*Instructions for the task*
Once the images are set aside, return every entry exactly.

*Records supplied*
============

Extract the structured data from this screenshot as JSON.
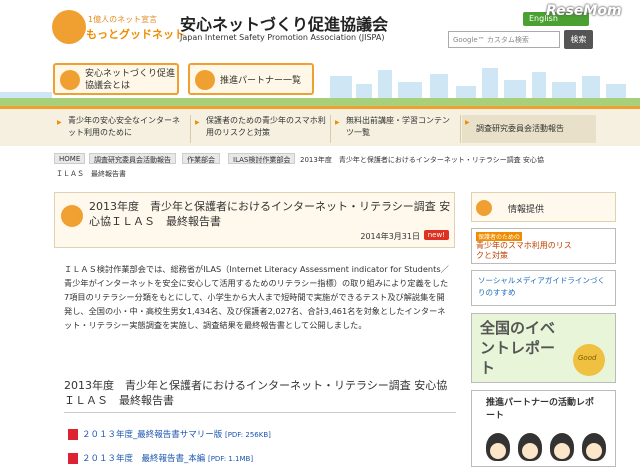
{
  "header": {
    "logo_line1": "1億人のネット宣言",
    "logo_line2": "もっとグッドネット",
    "title": "安心ネットづくり促進協議会",
    "subtitle": "Japan Internet Safety Promotion Association (JISPA)",
    "english_label": "English",
    "search_placeholder": "Google™ カスタム検索",
    "search_button": "検索",
    "watermark": "ReseMom"
  },
  "quick_links": {
    "about": "安心ネットづくり促進協議会とは",
    "partners": "推進パートナー一覧"
  },
  "nav": {
    "items": [
      "青少年の安心安全なインターネット利用のために",
      "保護者のための青少年のスマホ利用のリスクと対策",
      "無料出前講座・学習コンテンツ一覧",
      "調査研究委員会活動報告"
    ]
  },
  "breadcrumb": {
    "items": [
      "HOME",
      "調査研究委員会活動報告",
      "作業部会",
      "ILAS検討作業部会"
    ],
    "current_line1": "2013年度　青少年と保護者におけるインターネット・リテラシー調査 安心協",
    "current_line2": "ＩＬＡＳ　最終報告書"
  },
  "article": {
    "title": "2013年度　青少年と保護者におけるインターネット・リテラシー調査 安心協ＩＬＡＳ　最終報告書",
    "date": "2014年3月31日",
    "badge": "new!",
    "body": "ＩＬＡＳ検討作業部会では、総務省がILAS（Internet Literacy Assessment indicator for Students／青少年がインターネットを安全に安心して活用するためのリテラシー指標）の取り組みにより定義をした7項目のリテラシー分類をもとにして、小学生から大人まで短時間で実施ができるテスト及び解説集を開発し、全国の小・中・高校生男女1,434名、及び保護者2,027名、合計3,461名を対象としたインターネット・リテラシー実態調査を実施し、調査結果を最終報告書として公開しました。",
    "section_title": "2013年度　青少年と保護者におけるインターネット・リテラシー調査 安心協ＩＬＡＳ　最終報告書",
    "pdfs": [
      {
        "label": "２０１３年度_最終報告書サマリー版",
        "size": "[PDF: 256KB]"
      },
      {
        "label": "２０１３年度　最終報告書_本編",
        "size": "[PDF: 1.1MB]"
      }
    ]
  },
  "sidebar": {
    "heading": "情報提供",
    "banner1_tag": "保護者のための",
    "banner1_text": "青少年のスマホ利用のリスクと対策",
    "banner2_text": "ソーシャルメディアガイドラインづくりのすすめ",
    "banner3_text": "全国のイベントレポート",
    "banner3_badge": "Good",
    "banner4_text": "推進パートナーの活動レポート"
  },
  "colors": {
    "accent": "#f0a030",
    "english": "#4aa030",
    "new_badge": "#e03020",
    "link": "#1a55b0"
  }
}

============

*Result*
Extract the structured data from this screenshot as JSON.
{
  "header": {
    "logo_line1": "1億人のネット宣言",
    "logo_line2": "もっとグッドネット",
    "title": "安心ネットづくり促進協議会",
    "subtitle": "Japan Internet Safety Promotion Association (JISPA)",
    "english_label": "English",
    "search_placeholder": "Google™ カスタム検索",
    "search_button": "検索",
    "watermark": "ReseMom"
  },
  "quick_links": {
    "about": "安心ネットづくり促進協議会とは",
    "partners": "推進パートナー一覧"
  },
  "nav": {
    "items": [
      "青少年の安心安全なインターネット利用のために",
      "保護者のための青少年のスマホ利用のリスクと対策",
      "無料出前講座・学習コンテンツ一覧",
      "調査研究委員会活動報告"
    ]
  },
  "breadcrumb": {
    "items": [
      "HOME",
      "調査研究委員会活動報告",
      "作業部会",
      "ILAS検討作業部会"
    ],
    "current_line1": "2013年度　青少年と保護者におけるインターネット・リテラシー調査 安心協",
    "current_line2": "ＩＬＡＳ　最終報告書"
  },
  "article": {
    "title": "2013年度　青少年と保護者におけるインターネット・リテラシー調査 安心協ＩＬＡＳ　最終報告書",
    "date": "2014年3月31日",
    "badge": "new!",
    "body": "ＩＬＡＳ検討作業部会では、総務省がILAS（Internet Literacy Assessment indicator for Students／青少年がインターネットを安全に安心して活用するためのリテラシー指標）の取り組みにより定義をした7項目のリテラシー分類をもとにして、小学生から大人まで短時間で実施ができるテスト及び解説集を開発し、全国の小・中・高校生男女1,434名、及び保護者2,027名、合計3,461名を対象としたインターネット・リテラシー実態調査を実施し、調査結果を最終報告書として公開しました。",
    "section_title": "2013年度　青少年と保護者におけるインターネット・リテラシー調査 安心協ＩＬＡＳ　最終報告書",
    "pdfs": [
      {
        "label": "２０１３年度_最終報告書サマリー版",
        "size": "[PDF: 256KB]"
      },
      {
        "label": "２０１３年度　最終報告書_本編",
        "size": "[PDF: 1.1MB]"
      }
    ]
  },
  "sidebar": {
    "heading": "情報提供",
    "banner1_tag": "保護者のための",
    "banner1_text": "青少年のスマホ利用のリスクと対策",
    "banner2_text": "ソーシャルメディアガイドラインづくりのすすめ",
    "banner3_text": "全国のイベントレポート",
    "banner3_badge": "Good",
    "banner4_text": "推進パートナーの活動レポート"
  },
  "colors": {
    "accent": "#f0a030",
    "english": "#4aa030",
    "new_badge": "#e03020",
    "link": "#1a55b0"
  }
}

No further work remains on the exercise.